On a tiresome train ride to London, Nick takes up conversation with an un-characteristically cultured fellow officer called David Pennistone, destined to become his long-time friend.
“‘Talking of Vienna,’ he said, ‘did you ever have the extraordinary experience of entering that gallery in the Kusthistorisches Museum with the screen across the end of it? On the other side of the screen, quite unexpectedly, you find these four staggering Bruegels.’
‘The Hunters in the Snow is almost my favorite picture.’
‘I am also very fond of the Two Monkeys in the Kaiser Friedrich in Berlin. I’ve just been sharing a room with a man in the Essex Regiment who looks exactly like the ape on the left, the same shrewd expression.’”
Pieter Bruegel the Elder (Dutch, 1525-1569) is the beloved, enigmatic painter whose scenes of peasant life are the source of much of what we know about rural mores in the Low Countries of the 16th century. He studied in Antwerp with Pieter Coecke van Aelst and married his daughter. His sons Pieter the Younger and Jan also became painters; Pieter the Elder was born Brueghel but dropped the ‘h’ from his name; his sons restored it to theirs. Breugel’s Hunters in the Snow of 1565 is one of five surviving paintings depicting the months of the year and their occupations.
Bruegel’s Two Monkeys of 1562 is of more mysterious, probably allegorical, significance.

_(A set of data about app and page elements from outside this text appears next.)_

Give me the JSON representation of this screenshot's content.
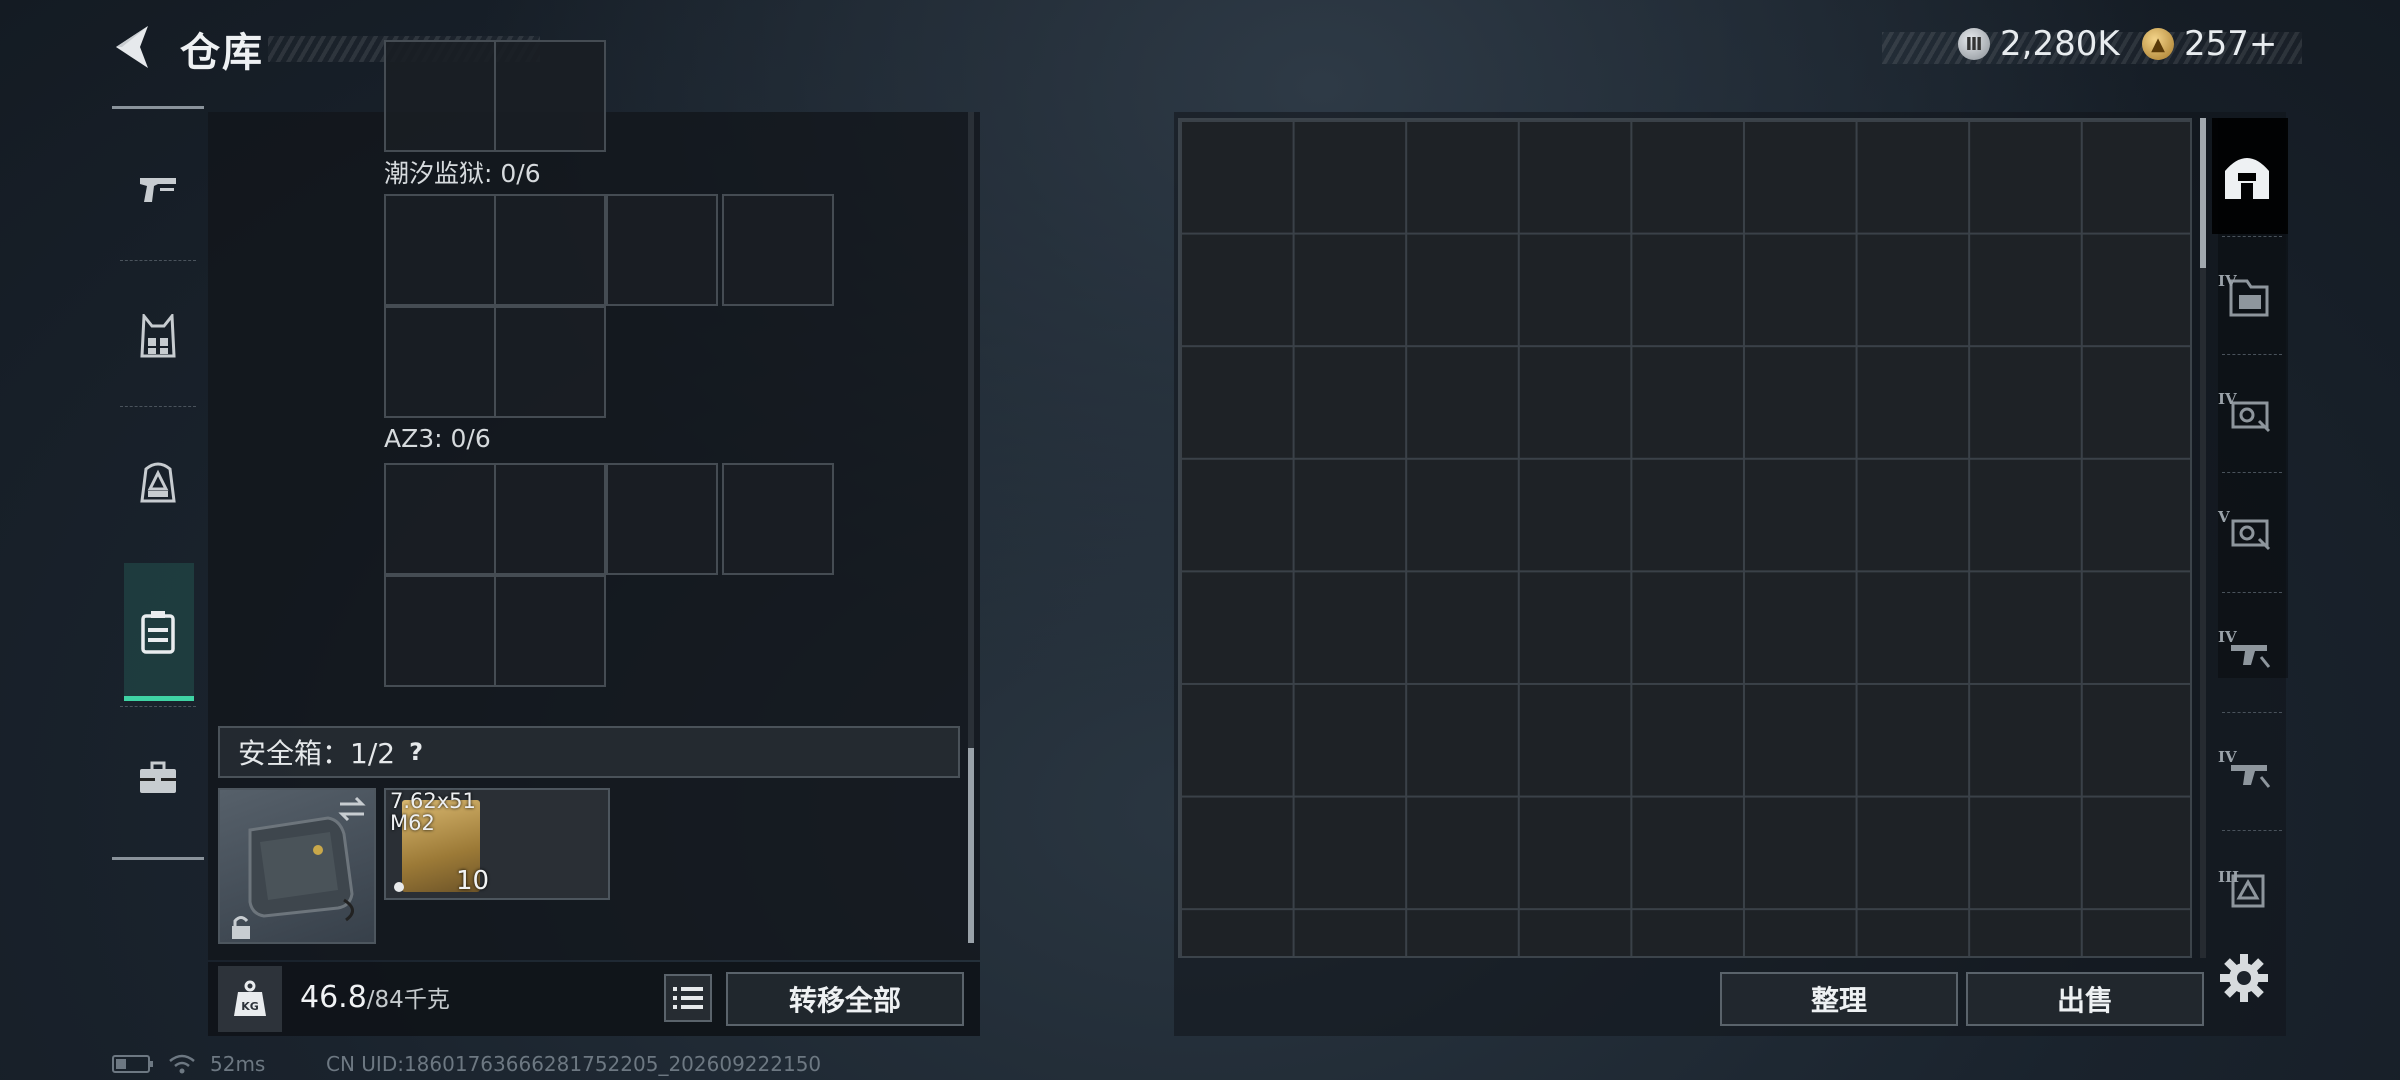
{
  "header": {
    "title": "仓库",
    "currency_silver": "2,280K",
    "currency_gold": "257+"
  },
  "left_nav": {
    "items": [
      {
        "icon": "pistol-icon"
      },
      {
        "icon": "chest-rig-icon"
      },
      {
        "icon": "backpack-icon"
      },
      {
        "icon": "safe-case-icon",
        "active": true
      },
      {
        "icon": "briefcase-icon"
      }
    ]
  },
  "loadout": {
    "slots": [
      {
        "label": "潮汐监狱: 0/6"
      },
      {
        "label": "AZ3: 0/6"
      }
    ],
    "safe_box": {
      "label": "安全箱：1/2",
      "help": "?"
    },
    "items": [
      {
        "name": "7.62x51 M62",
        "count": "10"
      }
    ]
  },
  "footer": {
    "weight_current": "46.8",
    "weight_max": "/84千克",
    "transfer_all": "转移全部"
  },
  "stash": {
    "tidy": "整理",
    "sell": "出售",
    "tabs": [
      {
        "tier": "",
        "icon": "stash-main-icon",
        "active": true
      },
      {
        "tier": "IV",
        "icon": "folder-tier-icon"
      },
      {
        "tier": "IV",
        "icon": "camera-tier-icon"
      },
      {
        "tier": "V",
        "icon": "camera-tier-icon"
      },
      {
        "tier": "IV",
        "icon": "rifle-tier-icon"
      },
      {
        "tier": "IV",
        "icon": "rifle-tier-icon"
      },
      {
        "tier": "III",
        "icon": "gear-box-tier-icon"
      }
    ]
  },
  "status": {
    "ping": "52ms",
    "uid": "CN UID:1860176366628175220‌5_202609222150"
  }
}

It was memorably invoked by the Polish poet Wislawa Szymborska (1923-2012) in her poem entitled “Two Monkeys by Brueghel” (translated here by Magnus Krynski):
I keep dreaming of my graduation exam:
in a window sit two chained monkeys,
beyond the window floats the sky,
and the sea splashes.
I am taking an exam on the history of mankind:
I stammer and flounder.
One monkey, eyes fixed upon me, listens ironically,
the other seems to be dozing–
and when silence follows a question,
he prompts me
with a soft jingling of the chain.
Hunters in the Snow remains at the Kunsthistorisches Museum in Vienna. The Kaiser Friedrich Museum was renamed the Bode Museum after the War, and Two Chained Monkeys has been moved to the Gemäldegalerie, another branch of the Berlin State Museums (Staatliche Museen zu Berlin).